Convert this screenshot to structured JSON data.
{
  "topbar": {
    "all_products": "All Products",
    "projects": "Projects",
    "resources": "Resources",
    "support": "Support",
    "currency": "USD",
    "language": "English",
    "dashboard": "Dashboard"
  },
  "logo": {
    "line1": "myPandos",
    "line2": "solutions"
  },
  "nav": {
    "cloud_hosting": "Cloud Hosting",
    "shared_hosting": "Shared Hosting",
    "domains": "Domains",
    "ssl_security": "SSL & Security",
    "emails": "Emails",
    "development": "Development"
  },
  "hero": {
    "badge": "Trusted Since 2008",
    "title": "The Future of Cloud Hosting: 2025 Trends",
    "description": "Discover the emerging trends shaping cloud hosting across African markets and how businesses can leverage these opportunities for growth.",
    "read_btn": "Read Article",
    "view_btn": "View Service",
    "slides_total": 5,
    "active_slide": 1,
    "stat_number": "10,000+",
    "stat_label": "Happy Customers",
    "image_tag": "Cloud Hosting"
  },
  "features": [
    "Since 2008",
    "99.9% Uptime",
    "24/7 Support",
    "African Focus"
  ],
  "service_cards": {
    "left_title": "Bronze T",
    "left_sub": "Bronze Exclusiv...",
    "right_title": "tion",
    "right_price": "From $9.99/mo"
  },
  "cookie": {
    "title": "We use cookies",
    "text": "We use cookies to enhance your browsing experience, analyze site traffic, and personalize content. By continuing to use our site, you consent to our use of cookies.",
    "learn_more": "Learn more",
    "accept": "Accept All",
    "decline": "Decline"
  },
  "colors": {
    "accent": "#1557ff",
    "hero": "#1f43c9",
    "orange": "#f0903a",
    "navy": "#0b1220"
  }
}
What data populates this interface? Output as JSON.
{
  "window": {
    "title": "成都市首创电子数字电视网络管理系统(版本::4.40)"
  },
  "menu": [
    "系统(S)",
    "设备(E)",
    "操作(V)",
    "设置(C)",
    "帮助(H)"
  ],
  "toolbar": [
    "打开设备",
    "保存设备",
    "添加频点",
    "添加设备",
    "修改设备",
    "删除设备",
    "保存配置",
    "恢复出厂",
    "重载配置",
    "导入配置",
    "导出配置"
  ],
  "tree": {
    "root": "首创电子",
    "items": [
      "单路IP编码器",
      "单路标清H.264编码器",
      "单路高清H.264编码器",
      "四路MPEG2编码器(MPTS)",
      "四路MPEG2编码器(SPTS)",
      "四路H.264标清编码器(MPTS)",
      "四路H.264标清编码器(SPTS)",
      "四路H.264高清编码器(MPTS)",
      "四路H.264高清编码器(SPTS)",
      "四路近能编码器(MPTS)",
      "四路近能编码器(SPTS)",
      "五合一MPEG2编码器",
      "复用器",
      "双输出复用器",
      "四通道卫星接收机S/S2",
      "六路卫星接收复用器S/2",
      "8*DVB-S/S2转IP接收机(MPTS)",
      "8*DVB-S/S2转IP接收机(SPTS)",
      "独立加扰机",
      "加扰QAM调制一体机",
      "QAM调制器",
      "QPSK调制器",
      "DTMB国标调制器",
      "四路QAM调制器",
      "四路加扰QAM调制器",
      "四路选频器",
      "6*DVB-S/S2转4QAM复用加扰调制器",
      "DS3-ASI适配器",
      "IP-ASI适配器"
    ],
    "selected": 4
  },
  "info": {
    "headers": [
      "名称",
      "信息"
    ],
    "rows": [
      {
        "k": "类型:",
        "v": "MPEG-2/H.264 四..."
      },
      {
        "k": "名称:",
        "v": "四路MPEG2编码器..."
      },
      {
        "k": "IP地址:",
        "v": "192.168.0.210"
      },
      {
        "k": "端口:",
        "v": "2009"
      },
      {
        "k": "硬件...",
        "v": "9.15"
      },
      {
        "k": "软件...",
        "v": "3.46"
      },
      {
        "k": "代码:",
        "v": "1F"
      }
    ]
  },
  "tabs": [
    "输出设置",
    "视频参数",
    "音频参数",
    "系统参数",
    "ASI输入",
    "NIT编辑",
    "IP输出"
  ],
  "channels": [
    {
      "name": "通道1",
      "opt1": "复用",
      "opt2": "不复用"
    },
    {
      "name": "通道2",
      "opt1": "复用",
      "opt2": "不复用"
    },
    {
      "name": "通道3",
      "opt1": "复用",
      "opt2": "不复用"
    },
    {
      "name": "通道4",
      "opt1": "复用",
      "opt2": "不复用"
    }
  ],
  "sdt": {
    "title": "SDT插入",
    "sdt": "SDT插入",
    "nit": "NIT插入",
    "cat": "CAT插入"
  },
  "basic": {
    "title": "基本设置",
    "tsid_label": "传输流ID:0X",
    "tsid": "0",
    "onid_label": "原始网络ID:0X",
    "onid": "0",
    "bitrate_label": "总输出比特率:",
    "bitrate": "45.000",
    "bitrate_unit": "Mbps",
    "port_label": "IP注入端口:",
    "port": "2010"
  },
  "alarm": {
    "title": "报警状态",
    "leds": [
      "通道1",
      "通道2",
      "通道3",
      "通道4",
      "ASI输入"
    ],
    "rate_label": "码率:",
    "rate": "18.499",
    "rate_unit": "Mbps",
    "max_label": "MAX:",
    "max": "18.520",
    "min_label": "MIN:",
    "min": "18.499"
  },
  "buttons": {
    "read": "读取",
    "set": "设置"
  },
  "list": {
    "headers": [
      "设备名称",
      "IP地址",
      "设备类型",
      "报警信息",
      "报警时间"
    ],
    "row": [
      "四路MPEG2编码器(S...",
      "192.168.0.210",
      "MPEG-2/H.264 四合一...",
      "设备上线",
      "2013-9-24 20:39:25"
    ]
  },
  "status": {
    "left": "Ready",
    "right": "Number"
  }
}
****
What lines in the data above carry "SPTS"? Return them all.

      "四路MPEG2编码器(SPTS)",
      "四路H.264标清编码器(SPTS)",
      "四路H.264高清编码器(SPTS)",
      "四路近能编码器(SPTS)",
      "8*DVB-S/S2转IP接收机(SPTS)",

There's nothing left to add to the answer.